That Georgia’s Foreign Minister reaffirmed Georgia’s determination to achieve NATO membership. He also briefed the NATO representatives over current situation in Georgia’s de-facto regions of Abkhazia and Tskhinvali (South Ossetia) which are now occupied by Russia. Minister Mikheil Janelidze also stressed Georgia’s commitments to continue comprehensive, democratic reforms. The Minister also welcomed Montenegro’s NATO membership and the Alliance’s open-door policy;
The Ministers also encouraged Georgia to sustain its momentum in its overall reforms, which NATO would continue to support. NATO ministers said they looked forward to the October 2016 Parliamentary elections being conducted in accordance with the highest democratic standards;
At the 2008 Bucharest Summit, Allies agreed that Georgia would become a member of NATO with MAP as an integral part of the process, they said they were faithful to the promise;
The allies highly appreciated Georgia’s significant contributions to the NATO-led operations in Afghanistan and recognised the sacrifices the Georgian people have made for our shared security. Allies also welcomed Georgia’s contributions to the NATO Response Force. They said these efforts, along with Georgia’s participation in EU-led operations, demonstrated Georgia’s commitment and capability to contribute to Euro-Atlantic security.
The Ministers reiterated their full support to the territorial integrity and sovereignty of Georgia within its internationally recognised borders. They condemned Russia’s illegal activities on the Georgian soil and praised the Georgia's peaceful approach to solving of conflicts. They also welcomed the resumption of meetings within the Gali Incident Prevention and Response Mechanism and they encouraged all participants in the Geneva International Discussions to play a constructive role, as well as to continue working closely with the OSCE, the UN, and the EU to pursue peaceful conflict resolution in the internationally recognised territory of Georgia;
The Ministers also said they looked forward to the visit of the North Atlantic Council in permanent session to Georgia this autumn, which would demonstrate NATO’s political and practical support to Georgia and provide an opportunity to take stock of Georgia’s progress.

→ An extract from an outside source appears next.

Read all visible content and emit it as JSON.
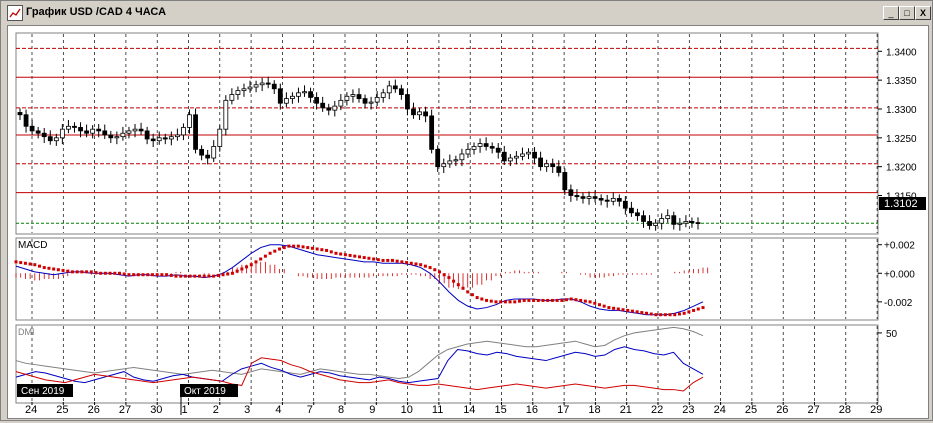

The Georgian delegation at the Summit was chaired by President Giorgi Margvelashvili. The delegation was composed of the Minister of Defence, Foreign Ministers, on European and Euro-Atlantic Integration, Secretary of State Security Council and other officials.